The state follows a pattern in cases brought against it, which is unrelenting in its approach, and essentially wastes taxpayers’ money because at every turn it ends up suffering crushing legal defeat.
These observations belong to counsel Jomo Thomas, who expressed them at a press conference at his chambers on Wednesday, January 6.
“…The actions of the state as it relates to Bigger’s case is reflective of the Government’s posture on a whole series of other cases that are brought,” Thomas stated.
The lawyer, known for taking on constitutional matters, was speaking on the topic of his client Leon ‘Bigger Biggs’ Samuel’s land dispute with the state, which is ongoing.
In this case there are approximately nine acres of property at Rabacca that Samuel claims belongs him, but a March 2019 state survey displays land in the area as belonging to the crown.
The dispute has metamorphosed into a court battle, but the state attempted to strike out ‘Bigger Biggs’ claim before it got its day in court.
This was dismissed, but the state attempted in December 2020 to seek permission to appeal this dismissal. This was also dismissed.
“It happened in the Otto Sam’s case where they (the state) filed to strike out and then they appealed,” he continued.
In the case of head teacher Otto Sam, the High Court ruled that his 2013 dismissal from the public service was “improper”, “illegal” and “disproportionate”.

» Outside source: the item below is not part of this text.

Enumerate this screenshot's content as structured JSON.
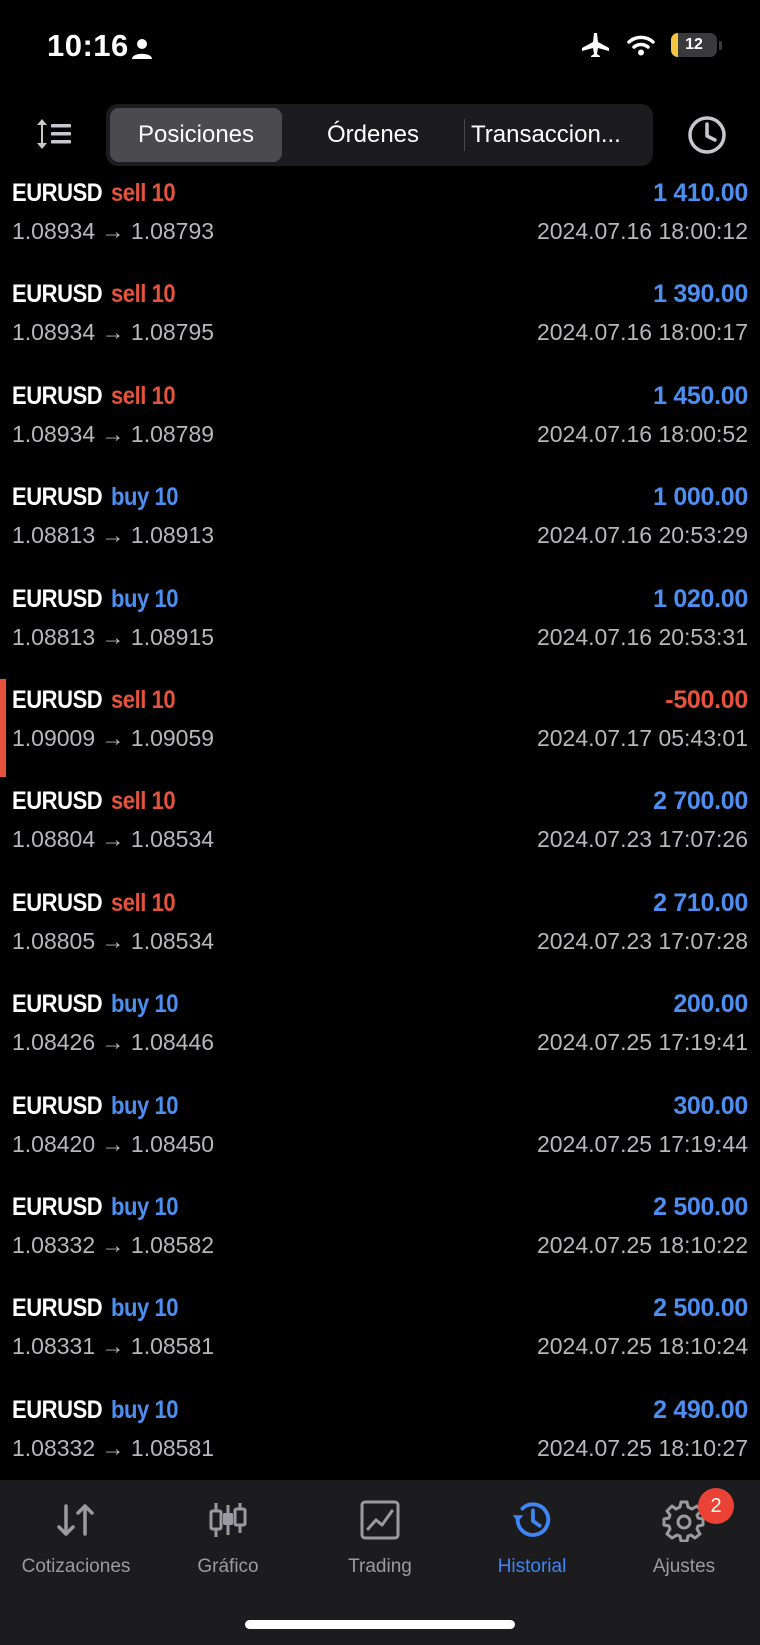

“It happened in the teachers’ case, that’s Johnson, Daniel and Thomas, where they (the state) filed to strike out and then appeal,” Thomas stated. He was referring to the three teachers, Elvis Daniel, Addison Thomas, and Kenroy Johnson who resigned from the public service in 2010 in an unsuccessful bid to be elected to Parliament on a New Democratic Party (NDP) ticket. They reapplied to the public service, but were never reinstated. In resigning, the teachers had relied on a Collective Bargaining Agreement between the Teachers’ Union and the Government. The Court of Appeal ruled in the favour of the teachers in 2019, noting that they had been deprived of their fundamental right to property.
“It happened in the other case with the public service union and the issue of promotions and so on, they filed to strike out and they filed an appeal,” Thomas stated.
The Union argued that the Public Service Commission failed to adhere to specific regulations related to the process of promotion of public servants. Justice Esco Henry delivered a judgement in the Union’s favour on December 19, 2018, ruling that the Commission failed to comply with specific regulations in respect of the promotion of five officers.
“On all of these cases, the Government is unrelenting, it is prepared to go forward, and essentially waste taxpayers money because at every turn, whether we are talking about the Otto Sam case, the teachers’ case, the public service union case…,” the counsel stated, “All of them the Government has suffered crushing legal defeat and at each turn it continues in the same pattern.”
“What this shows is that this Government, once it locks its teeth into an issue or an individual it is prepared to attempt to economically assassinate that person, to grind them to the ground, to ensure that they are left sometimes penniless,” Thomas continued.
Turning his attention to Samuel’s case once more, he explained, “we know that initially Bigger Biggs’ property was improperly closed down on environmental grounds and now a final assault was to try to take away the man’s property.”
Thomas assured that Samuel’s legal team is there to make sure that this does not happen.
Additionally, the counsel addressed the Government’s need to pay “costs” every time it loses in a court matter.
“The Government has had a stiff-necked wrong-headed approach to this whole question,” the attorney posited. “It loses and it simply neglects what the court mandates, what the court demands. It simply says “to hell with the court.”
He submitted that it was a clear pattern, but some have to stand up. He also indicated that he was proud of ‘Bigger Biggs’ that he finally decided to take the matter to court and demand his rights.
Responding to a question from the media on whether it makes sense to continue to bring these cases to the court given this approach of the state, Thomas stated that it makes a lot of sense.
“Democracy dies in the dark, so you have to shine the light, the torchlight, the legal light, into dark corners of state action and every time a case is brought, and every time the Government attempts to defend it and fails, its rule of law, due process bona fides are brought into question,” he commented.
“…More and more people, one by one, village by village, across the country would begin to question whether this Government is prepared to respond to the demands of the court and to live according to the constitution of St Vincent and the Grenadines,” Thomas contemplated.